In the U.S., housing starts fell 1.5 percent in July from June, the Commerce Department reported yesterday. Building permits, a proxy for future construction, also dropped.
“The U.S. housing numbers were not strong, and that signals a slowdown in the U.S. economy may persist,” SMBC Nikko Securities’ Nishi said.
Resource companies had the biggest drop among the 33 industry groups in the Topix as oil prices fell yesterday. Inpex lost 16,000 yen to 510,000 yen. Japan Petroleum Exploration Co., the second-biggest oil driller, slid 1.5 percent to 3,305 yen.
Crude oil for September delivery declined 1.4 percent to settle at $86.65 a barrel in New York yesterday. The London Metal Exchange Index of prices for six industrial metals including copper and aluminum dropped 0.5 percent.
Semiconductor-related stocks fell after Dell, the second-largest personal computer maker in the U.S., missed analysts’ sales estimates and cut its revenue forecast, hurt by sluggish spending on desktop computers and consumer technology.
Second-quarter sales rose less than 1 percent to $15.7 billion, Texas-based Dell said yesterday in a statement. Analysts had estimated revenue of $15.8 billion in the period, which ended July 29, according to Bloomberg data. The company now expects sales growth of between 1 percent and 5 percent this year, down from a previous range of 5 percent to 9 percent.
Sumco plunged 54 yen to 996 yen, the lowest close since December 2008. Elpida Memory Inc., which makes memory chips, retreated 3.9 percent to 517 yen. Renesas Electronics Corp., a semiconductor maker, declined 2.7 percent to 534 yen, a level not seen since November 2009.
Sumco declined also after UBS AG cut its stock price estimate to 1,100 yen from 1,600 yen because of weakening earnings on lower sales volume of semiconductor wafers and falling prices of solar cell wafers, according to a report dated yesterday.
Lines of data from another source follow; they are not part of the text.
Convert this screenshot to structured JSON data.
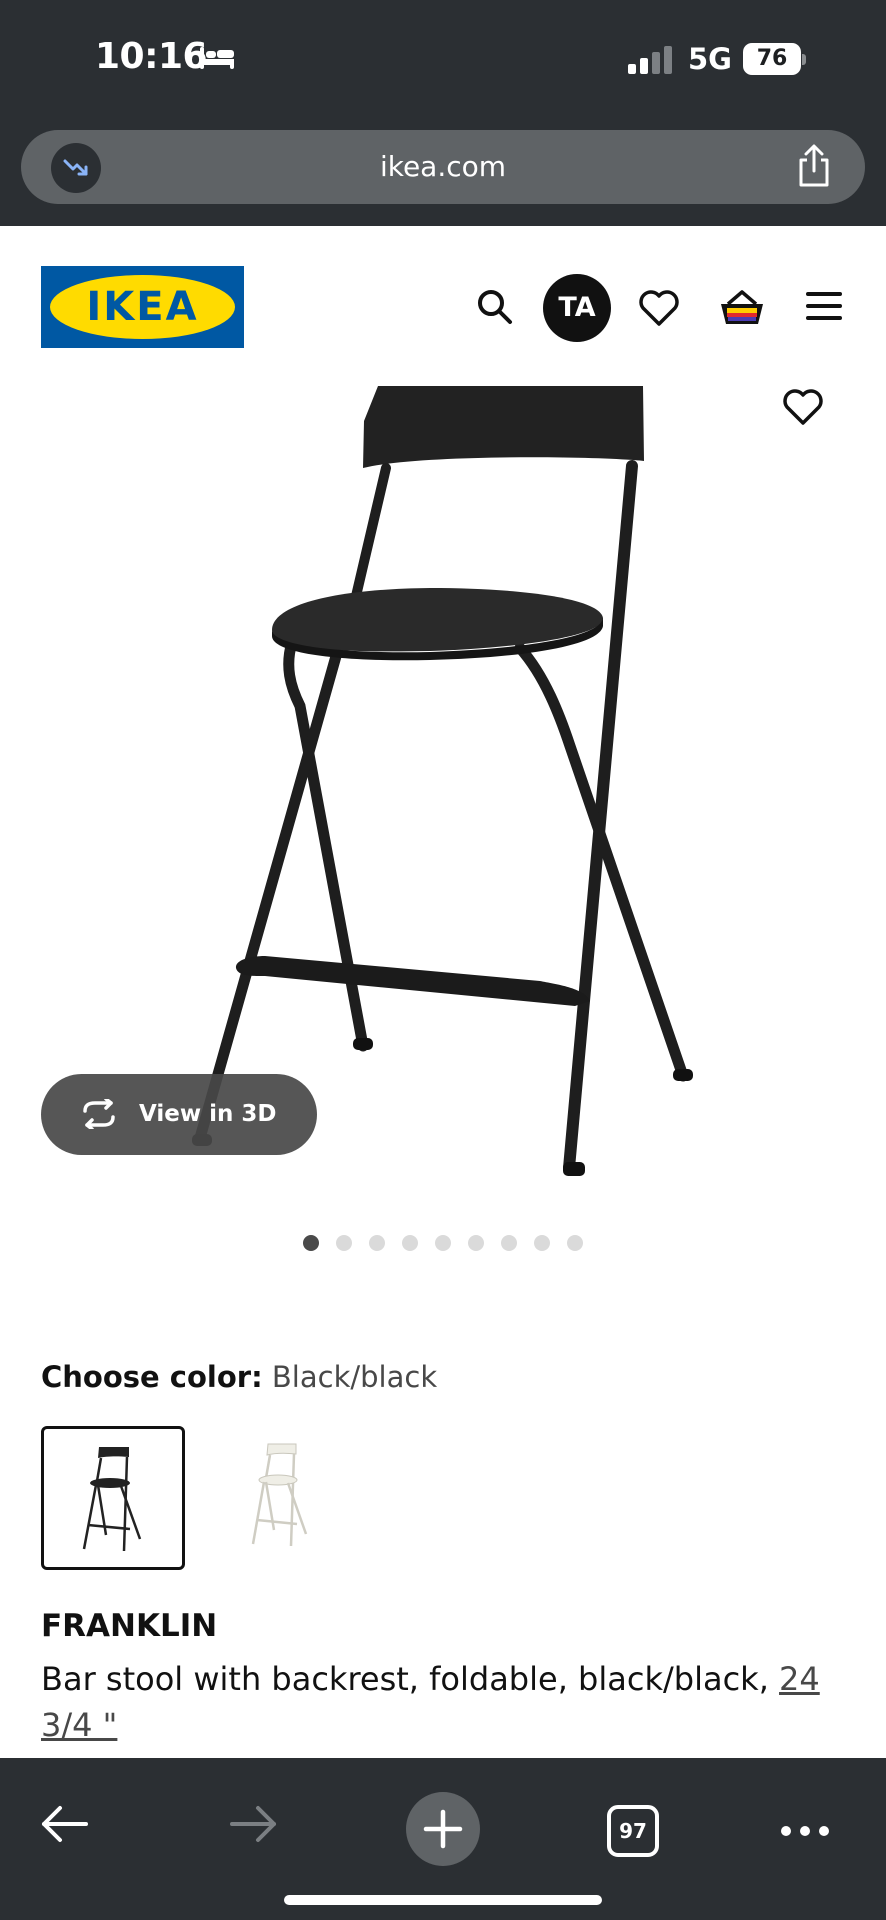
{
  "status": {
    "time": "10:16",
    "network": "5G",
    "battery": "76"
  },
  "browser": {
    "url": "ikea.com"
  },
  "header": {
    "avatar_initials": "TA"
  },
  "product": {
    "view3d_label": "View in 3D",
    "image_count": 9,
    "active_image_index": 0,
    "color_prefix": "Choose color:",
    "color_value": "Black/black",
    "swatches": [
      "black",
      "white"
    ],
    "name": "FRANKLIN",
    "description": "Bar stool with backrest, foldable, black/black,",
    "size": "24 3/4 \""
  },
  "toolbar": {
    "tab_count": "97"
  },
  "colors": {
    "chrome": "#2b2f33",
    "pill": "#5f6366",
    "ikea_blue": "#0058a3",
    "ikea_yellow": "#ffdb00"
  }
}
Among stocks that rose, general contractors advanced as JPMorgan Chase & Co. raised its rating on the sector’s shares, saying major contractors will receive orders to clear rubble from the March earthquake.
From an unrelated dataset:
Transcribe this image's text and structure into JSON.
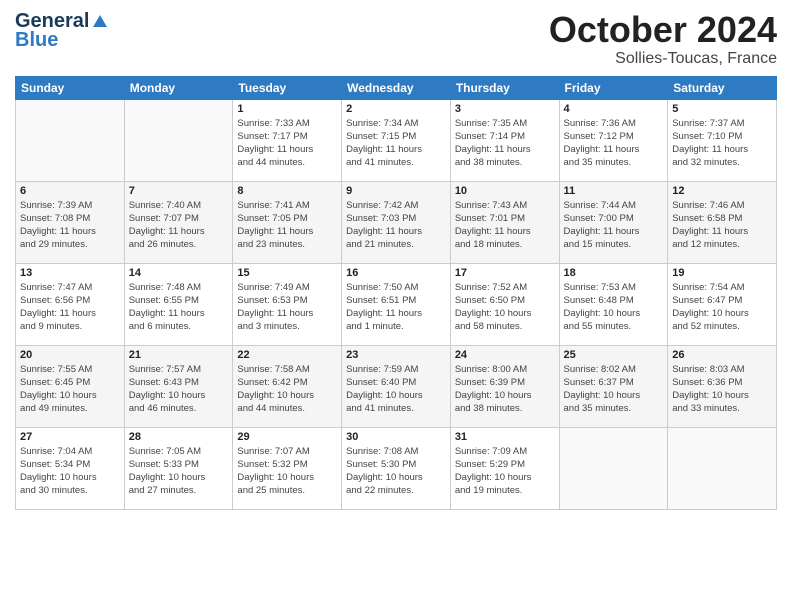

Kajima Corp., Japan’s biggest general contractor by revenue, increased 3 percent to 238 yen. Taisei Corp., the third-largest, climbed 4.3 percent to 195 yen. Obayashi Corp., the No. 4, gained 3.7 percent to 367 yen.
Shipping lines advanced the most in the Topix as The Baltic Dry Index, a measure of shipping costs for commodities, rose for a fifth day yesterday, increasing 2.9 percent.